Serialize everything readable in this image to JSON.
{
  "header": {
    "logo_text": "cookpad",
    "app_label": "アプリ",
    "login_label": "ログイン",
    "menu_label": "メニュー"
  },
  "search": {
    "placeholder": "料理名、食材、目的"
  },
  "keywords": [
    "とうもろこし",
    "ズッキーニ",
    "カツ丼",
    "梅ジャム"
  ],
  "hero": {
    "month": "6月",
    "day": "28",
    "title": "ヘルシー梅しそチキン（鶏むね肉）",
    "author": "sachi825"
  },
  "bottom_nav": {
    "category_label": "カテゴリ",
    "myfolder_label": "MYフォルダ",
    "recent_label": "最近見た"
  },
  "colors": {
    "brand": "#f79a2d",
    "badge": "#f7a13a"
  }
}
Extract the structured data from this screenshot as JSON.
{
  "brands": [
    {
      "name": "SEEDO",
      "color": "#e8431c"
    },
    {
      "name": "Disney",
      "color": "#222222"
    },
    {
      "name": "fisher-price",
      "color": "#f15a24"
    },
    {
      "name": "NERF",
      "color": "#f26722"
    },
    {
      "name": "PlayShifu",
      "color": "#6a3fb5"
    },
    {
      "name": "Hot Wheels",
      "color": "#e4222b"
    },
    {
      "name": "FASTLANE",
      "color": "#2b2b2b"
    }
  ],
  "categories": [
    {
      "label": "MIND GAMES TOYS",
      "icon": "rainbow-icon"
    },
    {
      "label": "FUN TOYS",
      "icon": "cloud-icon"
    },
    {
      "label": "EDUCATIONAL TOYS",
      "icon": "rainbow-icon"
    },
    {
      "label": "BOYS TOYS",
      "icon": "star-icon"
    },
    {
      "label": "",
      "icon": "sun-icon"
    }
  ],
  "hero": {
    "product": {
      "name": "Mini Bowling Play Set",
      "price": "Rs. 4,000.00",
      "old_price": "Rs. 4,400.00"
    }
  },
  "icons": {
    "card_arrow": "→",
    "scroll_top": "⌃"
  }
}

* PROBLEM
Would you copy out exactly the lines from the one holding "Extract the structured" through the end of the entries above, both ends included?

* ANSWER SECTION
Extract the structured data from this screenshot as JSON.
{
  "brands": [
    {
      "name": "SEEDO",
      "color": "#e8431c"
    },
    {
      "name": "Disney",
      "color": "#222222"
    },
    {
      "name": "fisher-price",
      "color": "#f15a24"
    },
    {
      "name": "NERF",
      "color": "#f26722"
    },
    {
      "name": "PlayShifu",
      "color": "#6a3fb5"
    },
    {
      "name": "Hot Wheels",
      "color": "#e4222b"
    },
    {
      "name": "FASTLANE",
      "color": "#2b2b2b"
    }
  ],
  "categories": [
    {
      "label": "MIND GAMES TOYS",
      "icon": "rainbow-icon"
    },
    {
      "label": "FUN TOYS",
      "icon": "cloud-icon"
    },
    {
      "label": "EDUCATIONAL TOYS",
      "icon": "rainbow-icon"
    },
    {
      "label": "BOYS TOYS",
      "icon": "star-icon"
    },
    {
      "label": "",
      "icon": "sun-icon"
    }
  ],
  "hero": {
    "product": {
      "name": "Mini Bowling Play Set",
      "price": "Rs. 4,000.00",
      "old_price": "Rs. 4,400.00"
    }
  },
  "icons": {
    "card_arrow": "→",
    "scroll_top": "⌃"
  }
}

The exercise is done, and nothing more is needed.